The “farmer” selling the water was a private agriculture and real estate development company called Sandridge Partners. It was based in the Silicon Valley and owned by the Vidovich family. The Vidoviches own cotton fields and almond orchards in the Central Valley, and run a small real estate empire in the Bay Area, complete with office complexes, condominiums, mobile-home parks, hotels and shopping centers. The family’s current elder couple—John and Lydia—live in the upscale suburb of Los Altos Hills overlooking San Francisco Bay. Their house is valued at $11.4 million—remarkable even for the nation’s eighth most expensive zip code. Clearly the Vidoviches aren’t poor, struggling farmers, and yet the federal government has seen fit to award them $11 million in subsidies since 1995, making them one of the biggest welfare-junkie farmers in California.

Still, the Vidoviches were just bit players in California’s public water jamboree. A handful of the largest farmers in Oligarch Valley had pulled off a scheme that privatized California’s water supply and put themselves at the controls of the state’s water market. They used some of that water to fuel real estate developments and some they just sold back to California at ridiculously marked up prices, siphoning millions from state and municipal governments during a severe depression.

Once I had a taste of that story, I knew I needed to get to know Oligarch Valley better.

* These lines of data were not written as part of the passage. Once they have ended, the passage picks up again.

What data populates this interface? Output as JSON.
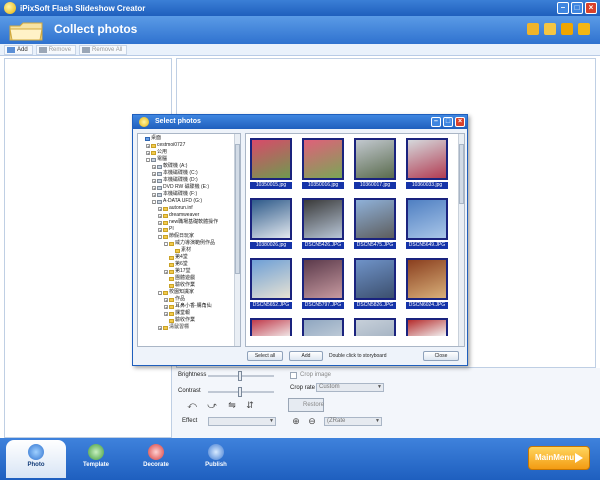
{
  "window": {
    "title": "iPixSoft Flash Slideshow Creator"
  },
  "header": {
    "title": "Collect photos"
  },
  "toolbar": {
    "add": "Add",
    "remove": "Remove",
    "remove_all": "Remove All"
  },
  "controls": {
    "brightness": "Brightness",
    "contrast": "Contrast",
    "effect": "Effect",
    "crop_image": "Crop image",
    "crop_rate": "Crop rate",
    "crop_rate_value": "Custom",
    "restore": "Restore",
    "fit_value": "(ZRate"
  },
  "bottom_tabs": [
    "Photo",
    "Template",
    "Decorate",
    "Publish"
  ],
  "main_menu": "MainMenu",
  "dialog": {
    "title": "Select photos",
    "tree": [
      {
        "label": "桌面",
        "indent": 0,
        "type": "desk",
        "exp": ""
      },
      {
        "label": "cestmoi0727",
        "indent": 1,
        "type": "folder",
        "exp": "+"
      },
      {
        "label": "公用",
        "indent": 1,
        "type": "folder",
        "exp": "+"
      },
      {
        "label": "電腦",
        "indent": 1,
        "type": "drive",
        "exp": "-"
      },
      {
        "label": "軟碟機 (A:)",
        "indent": 2,
        "type": "drive",
        "exp": "+"
      },
      {
        "label": "本機磁碟機 (C:)",
        "indent": 2,
        "type": "drive",
        "exp": "+"
      },
      {
        "label": "本機磁碟機 (D:)",
        "indent": 2,
        "type": "drive",
        "exp": "+"
      },
      {
        "label": "DVD RW 磁碟機 (E:)",
        "indent": 2,
        "type": "drive",
        "exp": "+"
      },
      {
        "label": "本機磁碟機 (F:)",
        "indent": 2,
        "type": "drive",
        "exp": "+"
      },
      {
        "label": "A-DATA UFD (G:)",
        "indent": 2,
        "type": "drive",
        "exp": "-"
      },
      {
        "label": "autorun.inf",
        "indent": 3,
        "type": "folder",
        "exp": "+"
      },
      {
        "label": "dreamweaver",
        "indent": 3,
        "type": "folder",
        "exp": "+"
      },
      {
        "label": "new職場基礎軟體操作",
        "indent": 3,
        "type": "folder",
        "exp": "+"
      },
      {
        "label": "PI",
        "indent": 3,
        "type": "folder",
        "exp": "+"
      },
      {
        "label": "節假日玩家",
        "indent": 3,
        "type": "folder",
        "exp": "-"
      },
      {
        "label": "威力導演範例作品",
        "indent": 4,
        "type": "folder",
        "exp": "-"
      },
      {
        "label": "素材",
        "indent": 5,
        "type": "folder",
        "exp": ""
      },
      {
        "label": "第4堂",
        "indent": 4,
        "type": "folder",
        "exp": ""
      },
      {
        "label": "第6堂",
        "indent": 4,
        "type": "folder",
        "exp": ""
      },
      {
        "label": "第17堂",
        "indent": 4,
        "type": "folder",
        "exp": "+"
      },
      {
        "label": "團體遊戲",
        "indent": 4,
        "type": "folder",
        "exp": ""
      },
      {
        "label": "驗收作業",
        "indent": 4,
        "type": "folder",
        "exp": ""
      },
      {
        "label": "校園知識家",
        "indent": 3,
        "type": "folder",
        "exp": "-"
      },
      {
        "label": "作品",
        "indent": 4,
        "type": "folder",
        "exp": "+"
      },
      {
        "label": "耳鼻小香-購角仙",
        "indent": 4,
        "type": "folder",
        "exp": "+"
      },
      {
        "label": "課堂報",
        "indent": 4,
        "type": "folder",
        "exp": "+"
      },
      {
        "label": "驗收作業",
        "indent": 4,
        "type": "folder",
        "exp": ""
      },
      {
        "label": "清鼠習標",
        "indent": 3,
        "type": "folder",
        "exp": "+"
      }
    ],
    "photos": [
      {
        "name": "10350015.jpg",
        "c1": "#d94a6a",
        "c2": "#6f9a4f"
      },
      {
        "name": "10350016.jpg",
        "c1": "#e0607a",
        "c2": "#7aa656"
      },
      {
        "name": "10360017.jpg",
        "c1": "#c2c8cf",
        "c2": "#5a6b4d"
      },
      {
        "name": "10360033.jpg",
        "c1": "#d5d9dc",
        "c2": "#b23b52"
      },
      {
        "name": "10380026.jpg",
        "c1": "#2e5a8a",
        "c2": "#e2e8ee"
      },
      {
        "name": "DSCN5426.JPG",
        "c1": "#3a3a3a",
        "c2": "#b9c7d8"
      },
      {
        "name": "DSCN5475.JPG",
        "c1": "#8fb1d9",
        "c2": "#5d5d5d"
      },
      {
        "name": "DSCN5649.JPG",
        "c1": "#4f7fc2",
        "c2": "#a9c6e8"
      },
      {
        "name": "DSCN5652.JPG",
        "c1": "#6e9fd6",
        "c2": "#e7e2d3"
      },
      {
        "name": "DSCN5797.JPG",
        "c1": "#5b3a4b",
        "c2": "#c79aa0"
      },
      {
        "name": "DSCN5826.JPG",
        "c1": "#6f93c8",
        "c2": "#3c4f6e"
      },
      {
        "name": "DSCN6024.JPG",
        "c1": "#8a3f1f",
        "c2": "#d9b07a"
      },
      {
        "name": "",
        "c1": "#c03a4b",
        "c2": "#f0e4e4"
      },
      {
        "name": "",
        "c1": "#8fa6c0",
        "c2": "#bcc9d6"
      },
      {
        "name": "",
        "c1": "#c7d0da",
        "c2": "#a7b5c4"
      },
      {
        "name": "",
        "c1": "#b52b2b",
        "c2": "#f2f2f2"
      }
    ],
    "select_all": "Select all",
    "add": "Add",
    "hint": "Double click to storyboard",
    "close": "Close"
  }
}
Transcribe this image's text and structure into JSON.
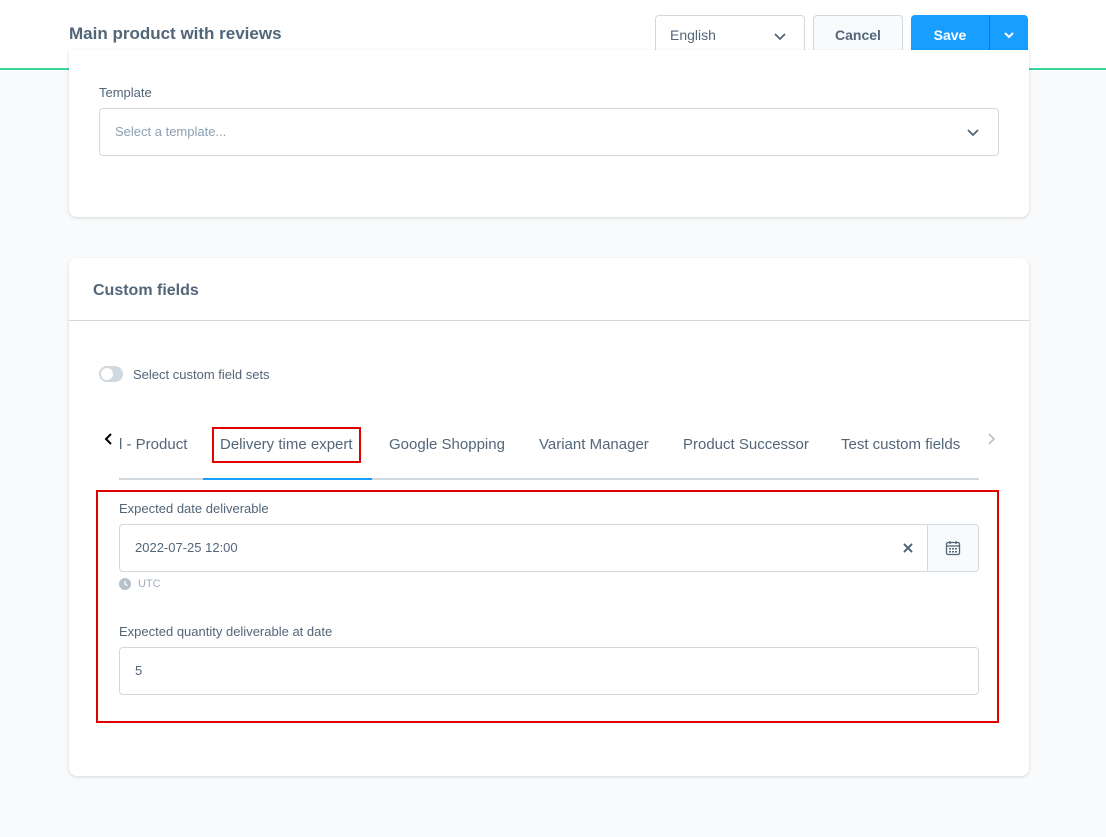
{
  "header": {
    "title": "Main product with reviews",
    "language": "English",
    "cancel_label": "Cancel",
    "save_label": "Save"
  },
  "template_section": {
    "label": "Template",
    "placeholder": "Select a template..."
  },
  "custom_fields": {
    "title": "Custom fields",
    "toggle_label": "Select custom field sets",
    "toggle_on": false,
    "tabs": [
      {
        "label": "l - Product",
        "active": false
      },
      {
        "label": "Delivery time expert",
        "active": true
      },
      {
        "label": "Google Shopping",
        "active": false
      },
      {
        "label": "Variant Manager",
        "active": false
      },
      {
        "label": "Product Successor",
        "active": false
      },
      {
        "label": "Test custom fields",
        "active": false
      }
    ],
    "date_field": {
      "label": "Expected date deliverable",
      "value": "2022-07-25 12:00",
      "timezone": "UTC"
    },
    "quantity_field": {
      "label": "Expected quantity deliverable at date",
      "value": "5"
    }
  },
  "colors": {
    "primary": "#189eff",
    "highlight": "#e00000",
    "topbar_accent": "#37d596"
  }
}
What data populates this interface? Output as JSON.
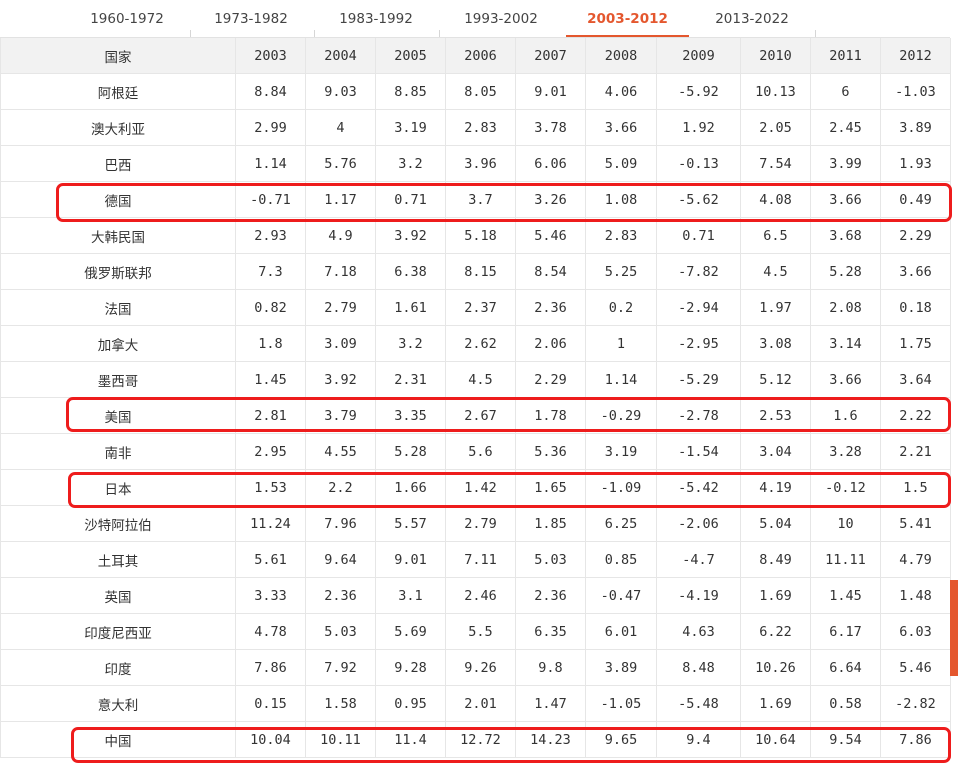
{
  "tabs": [
    {
      "label": "1960-1972",
      "active": false
    },
    {
      "label": "1973-1982",
      "active": false
    },
    {
      "label": "1983-1992",
      "active": false
    },
    {
      "label": "1993-2002",
      "active": false
    },
    {
      "label": "2003-2012",
      "active": true
    },
    {
      "label": "2013-2022",
      "active": false
    }
  ],
  "table": {
    "country_header": "国家",
    "years": [
      "2003",
      "2004",
      "2005",
      "2006",
      "2007",
      "2008",
      "2009",
      "2010",
      "2011",
      "2012"
    ],
    "rows": [
      {
        "country": "阿根廷",
        "values": [
          "8.84",
          "9.03",
          "8.85",
          "8.05",
          "9.01",
          "4.06",
          "-5.92",
          "10.13",
          "6",
          "-1.03"
        ]
      },
      {
        "country": "澳大利亚",
        "values": [
          "2.99",
          "4",
          "3.19",
          "2.83",
          "3.78",
          "3.66",
          "1.92",
          "2.05",
          "2.45",
          "3.89"
        ]
      },
      {
        "country": "巴西",
        "values": [
          "1.14",
          "5.76",
          "3.2",
          "3.96",
          "6.06",
          "5.09",
          "-0.13",
          "7.54",
          "3.99",
          "1.93"
        ]
      },
      {
        "country": "德国",
        "values": [
          "-0.71",
          "1.17",
          "0.71",
          "3.7",
          "3.26",
          "1.08",
          "-5.62",
          "4.08",
          "3.66",
          "0.49"
        ]
      },
      {
        "country": "大韩民国",
        "values": [
          "2.93",
          "4.9",
          "3.92",
          "5.18",
          "5.46",
          "2.83",
          "0.71",
          "6.5",
          "3.68",
          "2.29"
        ]
      },
      {
        "country": "俄罗斯联邦",
        "values": [
          "7.3",
          "7.18",
          "6.38",
          "8.15",
          "8.54",
          "5.25",
          "-7.82",
          "4.5",
          "5.28",
          "3.66"
        ]
      },
      {
        "country": "法国",
        "values": [
          "0.82",
          "2.79",
          "1.61",
          "2.37",
          "2.36",
          "0.2",
          "-2.94",
          "1.97",
          "2.08",
          "0.18"
        ]
      },
      {
        "country": "加拿大",
        "values": [
          "1.8",
          "3.09",
          "3.2",
          "2.62",
          "2.06",
          "1",
          "-2.95",
          "3.08",
          "3.14",
          "1.75"
        ]
      },
      {
        "country": "墨西哥",
        "values": [
          "1.45",
          "3.92",
          "2.31",
          "4.5",
          "2.29",
          "1.14",
          "-5.29",
          "5.12",
          "3.66",
          "3.64"
        ]
      },
      {
        "country": "美国",
        "values": [
          "2.81",
          "3.79",
          "3.35",
          "2.67",
          "1.78",
          "-0.29",
          "-2.78",
          "2.53",
          "1.6",
          "2.22"
        ]
      },
      {
        "country": "南非",
        "values": [
          "2.95",
          "4.55",
          "5.28",
          "5.6",
          "5.36",
          "3.19",
          "-1.54",
          "3.04",
          "3.28",
          "2.21"
        ]
      },
      {
        "country": "日本",
        "values": [
          "1.53",
          "2.2",
          "1.66",
          "1.42",
          "1.65",
          "-1.09",
          "-5.42",
          "4.19",
          "-0.12",
          "1.5"
        ]
      },
      {
        "country": "沙特阿拉伯",
        "values": [
          "11.24",
          "7.96",
          "5.57",
          "2.79",
          "1.85",
          "6.25",
          "-2.06",
          "5.04",
          "10",
          "5.41"
        ]
      },
      {
        "country": "土耳其",
        "values": [
          "5.61",
          "9.64",
          "9.01",
          "7.11",
          "5.03",
          "0.85",
          "-4.7",
          "8.49",
          "11.11",
          "4.79"
        ]
      },
      {
        "country": "英国",
        "values": [
          "3.33",
          "2.36",
          "3.1",
          "2.46",
          "2.36",
          "-0.47",
          "-4.19",
          "1.69",
          "1.45",
          "1.48"
        ]
      },
      {
        "country": "印度尼西亚",
        "values": [
          "4.78",
          "5.03",
          "5.69",
          "5.5",
          "6.35",
          "6.01",
          "4.63",
          "6.22",
          "6.17",
          "6.03"
        ]
      },
      {
        "country": "印度",
        "values": [
          "7.86",
          "7.92",
          "9.28",
          "9.26",
          "9.8",
          "3.89",
          "8.48",
          "10.26",
          "6.64",
          "5.46"
        ]
      },
      {
        "country": "意大利",
        "values": [
          "0.15",
          "1.58",
          "0.95",
          "2.01",
          "1.47",
          "-1.05",
          "-5.48",
          "1.69",
          "0.58",
          "-2.82"
        ]
      },
      {
        "country": "中国",
        "values": [
          "10.04",
          "10.11",
          "11.4",
          "12.72",
          "14.23",
          "9.65",
          "9.4",
          "10.64",
          "9.54",
          "7.86"
        ]
      }
    ]
  },
  "highlight_color": "#ee1c1c",
  "accent_color": "#e4572e"
}
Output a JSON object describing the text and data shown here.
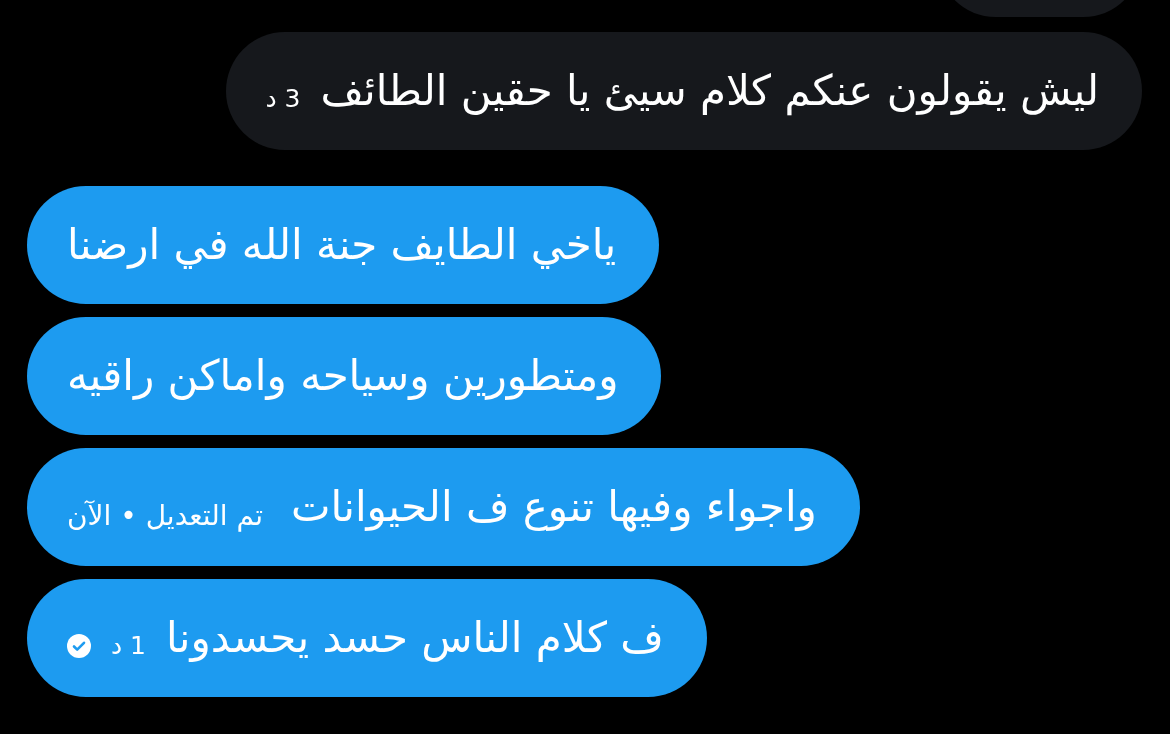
{
  "messages": [
    {
      "kind": "received",
      "text": "ليش يقولون عنكم كلام سيئ يا حقين الطائف",
      "time": "3 د"
    },
    {
      "kind": "sent",
      "text": "ياخي الطايف جنة الله في ارضنا"
    },
    {
      "kind": "sent",
      "text": "ومتطورين وسياحه واماكن راقيه"
    },
    {
      "kind": "sent",
      "text": "واجواء وفيها تنوع ف الحيوانات",
      "edited_note": "تم التعديل • الآن"
    },
    {
      "kind": "sent",
      "text": "ف كلام الناس حسد يحسدونا",
      "time": "1 د",
      "seen": true
    }
  ]
}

I needed to really get my fingernails dirty and my nostrils filled with the stench of cow dung to figure out who these fuckers were. I put in a call to NSFWCORP HQ: I needed a rental car with windows that close tight, a full tank of gas and a dozen or so clean pages in the magazine. In hindsight I should have asked for some bug spray.

Next: A Journey Through Oligarch Valley, Pt II: Tejon Ranch (Exit 215)